• Denny’s has planned five new marketing modules for 2012, including a campaign that began last month promoting more of the healthful Fit Fare menu items introduced last year and limited-time Sizzlin’ Skillet meal offers, such as a Chicken Loaded Potato Skillet. Among the new items are Slow-Cooked Pot Roast, a Bacon Lovers BLT, Fit Fare Veggie Skillet, and new dishes added to the $2 $4 $6 $8 menu, including a $6 Chicken Spinach Salad and a $4 Skillet Cookie a la Mode, Miller said.
• Commodity inflation is expected to run between 3 percent and 5 percent in 2012, compared with inflation of slightly more than 5 percent last year, Denny’s officials said. They noted that to help offset some of those higher costs this year, the chain increased prices by less than 1 percent in January when it adjusted its core menu, just as it did last June.

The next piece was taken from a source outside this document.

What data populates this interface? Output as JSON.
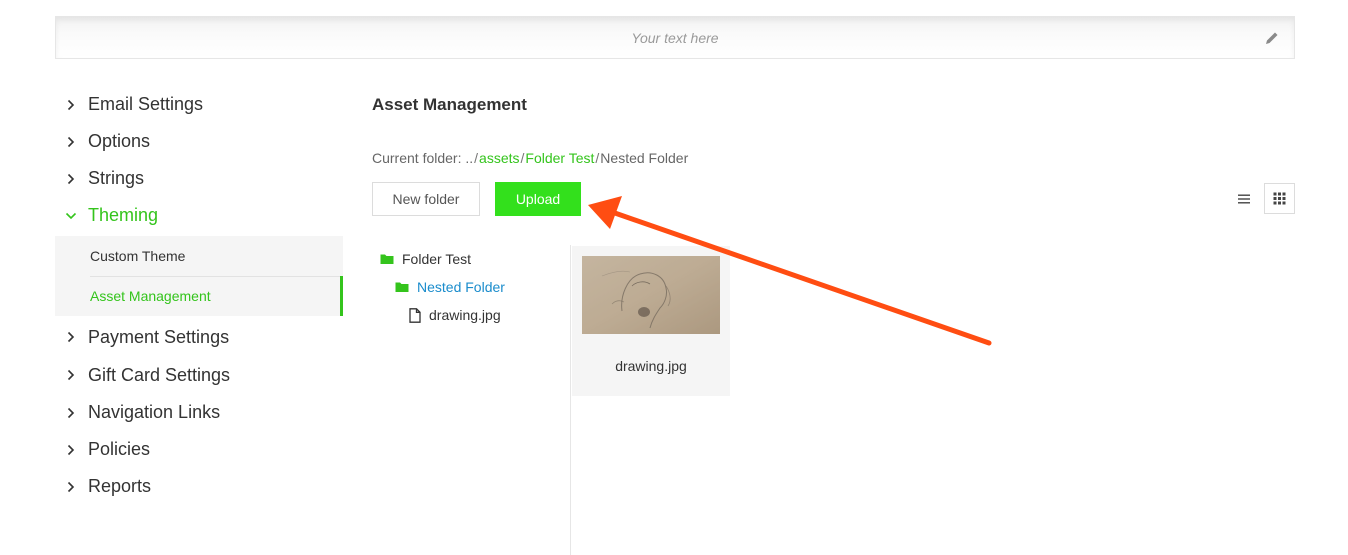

• Denny’s opened 62 new restaurants in 2011 and 203 during the past two years, netting 27 and 134 locations, after closures, in 2011 and since 2009, respectively. Of the 45 to 50 new restaurants the chain expects to add in 2012, all but one will be franchised. The chain expects to net at least 10 new locations after closures.
• The chain “continues to be excited” about its relationship with travel center operator Pilot Flying J, which through a conversion program in recent years added 123 restaurants to the Denny’s system. Denny’s anticipates continued travel center development through either new Pilot and Flying J openings, potential future Pilot Flying J acquisitions, or new franchised growth through conversion of restaurants in mom-and-pop travel centers.
• Denny’s will leverage its growing nontraditional site development program through partnerships with franchisees on military bases and in airports, among other sites, Miller said. The chain has opened 11 restaurants on college campuses since 2010, either working directly with schools or through contractors Aramark and Sodexo.
• Although the Denny’s brand is 60 years old, Miller said, “we believe there remains substantial opportunity to grow our traditional, domestic footprint.” About 50 percent of the chain’s domestic system is concentrated in just four states: California, Texas, Florida and Arizona. A recently initiated $100 million program with outside lenders to fund development of new franchised restaurants in underpenetrated geographic markets, along with the chain’s own reduced fees and royalties incentives for multi-unit development, should help the chain attract new franchisees, while encouraging existing franchisees to grow the brand, Miller said.
• The company expects to sell another 35 to 40 company units to franchisees in 2012 from its current stock of about 206 locations to achieve its stated goal of having company restaurants represent about 10 percent of the system total.